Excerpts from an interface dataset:
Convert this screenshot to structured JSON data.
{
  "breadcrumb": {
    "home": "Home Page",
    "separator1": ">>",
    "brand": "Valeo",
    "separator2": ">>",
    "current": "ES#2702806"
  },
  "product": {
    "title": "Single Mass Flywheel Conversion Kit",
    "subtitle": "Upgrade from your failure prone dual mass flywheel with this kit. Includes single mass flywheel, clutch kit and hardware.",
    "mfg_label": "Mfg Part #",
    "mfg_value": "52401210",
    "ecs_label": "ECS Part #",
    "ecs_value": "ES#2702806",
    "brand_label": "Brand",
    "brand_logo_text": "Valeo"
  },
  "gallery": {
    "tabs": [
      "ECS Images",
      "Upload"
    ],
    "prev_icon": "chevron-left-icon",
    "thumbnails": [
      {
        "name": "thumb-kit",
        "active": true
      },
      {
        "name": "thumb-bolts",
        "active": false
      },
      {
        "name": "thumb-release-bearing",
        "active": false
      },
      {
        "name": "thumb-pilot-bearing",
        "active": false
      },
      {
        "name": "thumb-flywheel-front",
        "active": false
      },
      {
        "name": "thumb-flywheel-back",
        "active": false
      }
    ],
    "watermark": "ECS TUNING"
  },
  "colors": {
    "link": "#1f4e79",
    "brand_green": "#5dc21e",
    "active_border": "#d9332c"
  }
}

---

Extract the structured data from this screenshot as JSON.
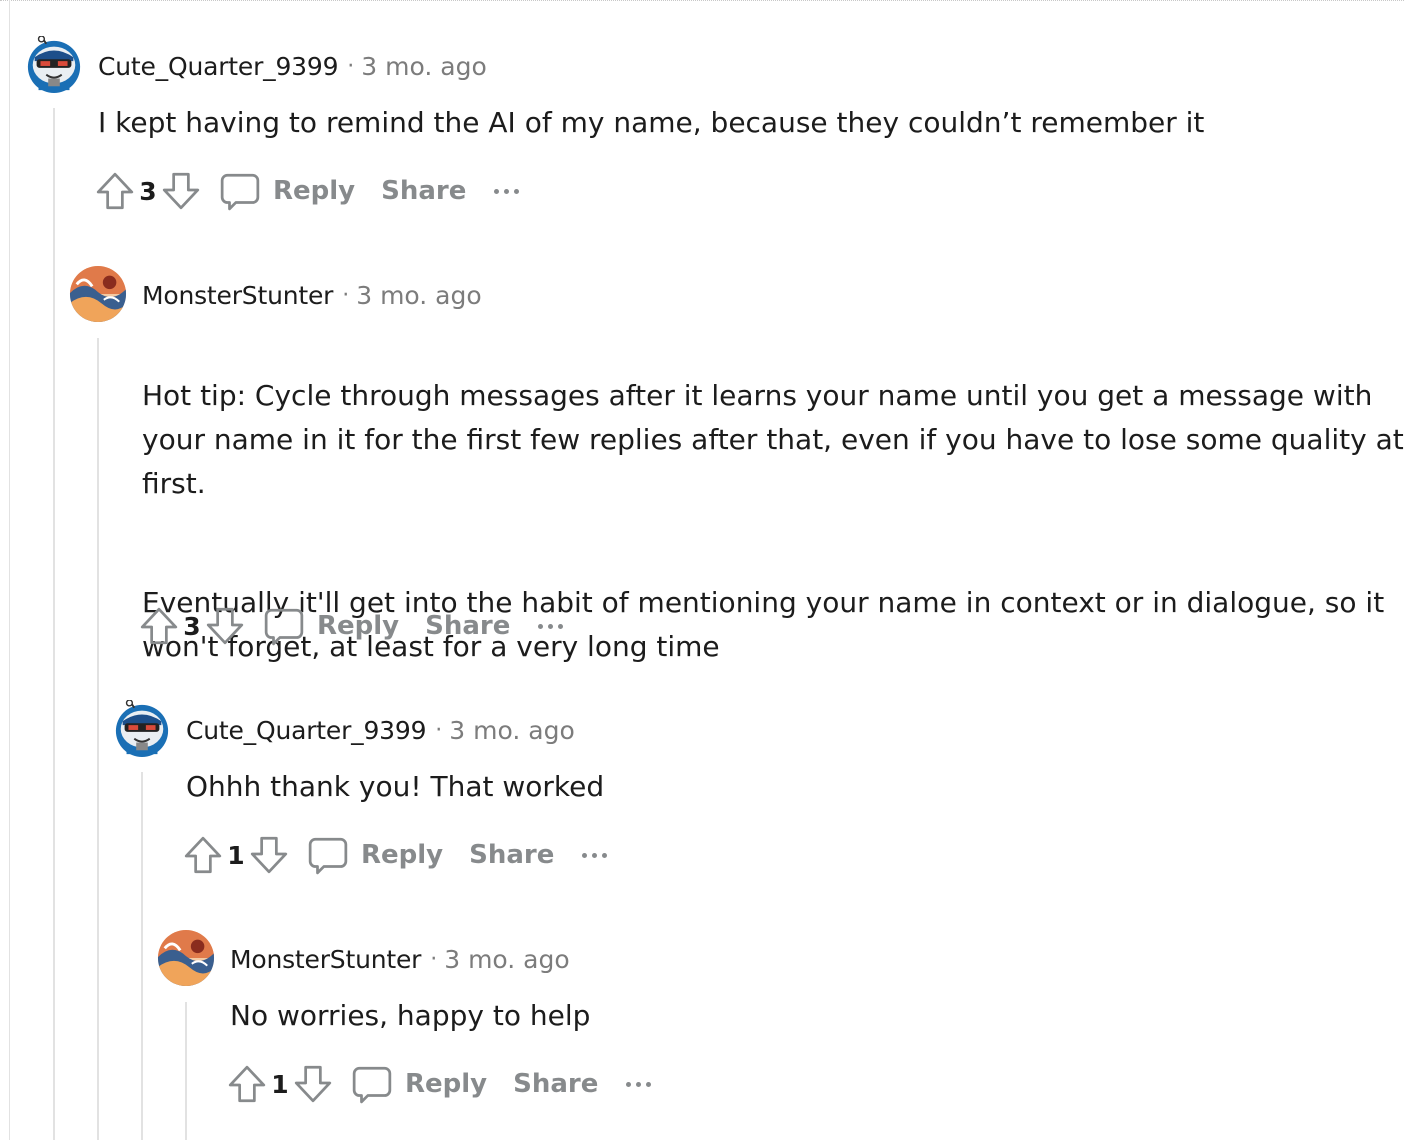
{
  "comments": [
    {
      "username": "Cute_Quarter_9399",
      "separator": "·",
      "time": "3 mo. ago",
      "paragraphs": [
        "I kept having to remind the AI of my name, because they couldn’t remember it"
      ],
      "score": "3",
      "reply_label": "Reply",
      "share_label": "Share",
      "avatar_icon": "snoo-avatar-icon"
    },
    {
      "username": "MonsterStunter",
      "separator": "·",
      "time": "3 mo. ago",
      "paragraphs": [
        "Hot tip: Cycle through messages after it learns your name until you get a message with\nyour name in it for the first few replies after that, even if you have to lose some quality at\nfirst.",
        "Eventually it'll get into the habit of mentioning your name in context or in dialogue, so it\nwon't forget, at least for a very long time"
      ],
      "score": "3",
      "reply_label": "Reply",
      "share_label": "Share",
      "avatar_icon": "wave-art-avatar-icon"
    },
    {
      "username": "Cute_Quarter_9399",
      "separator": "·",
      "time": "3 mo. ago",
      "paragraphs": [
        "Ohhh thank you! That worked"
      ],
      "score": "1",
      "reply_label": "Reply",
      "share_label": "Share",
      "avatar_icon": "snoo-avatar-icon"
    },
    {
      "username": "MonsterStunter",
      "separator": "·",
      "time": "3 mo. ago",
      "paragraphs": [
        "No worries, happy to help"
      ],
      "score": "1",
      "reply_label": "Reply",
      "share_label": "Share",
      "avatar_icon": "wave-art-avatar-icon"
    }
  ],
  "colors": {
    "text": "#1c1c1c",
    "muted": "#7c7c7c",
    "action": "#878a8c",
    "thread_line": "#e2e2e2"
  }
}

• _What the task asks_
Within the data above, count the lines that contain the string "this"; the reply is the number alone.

• _Exercise result_
3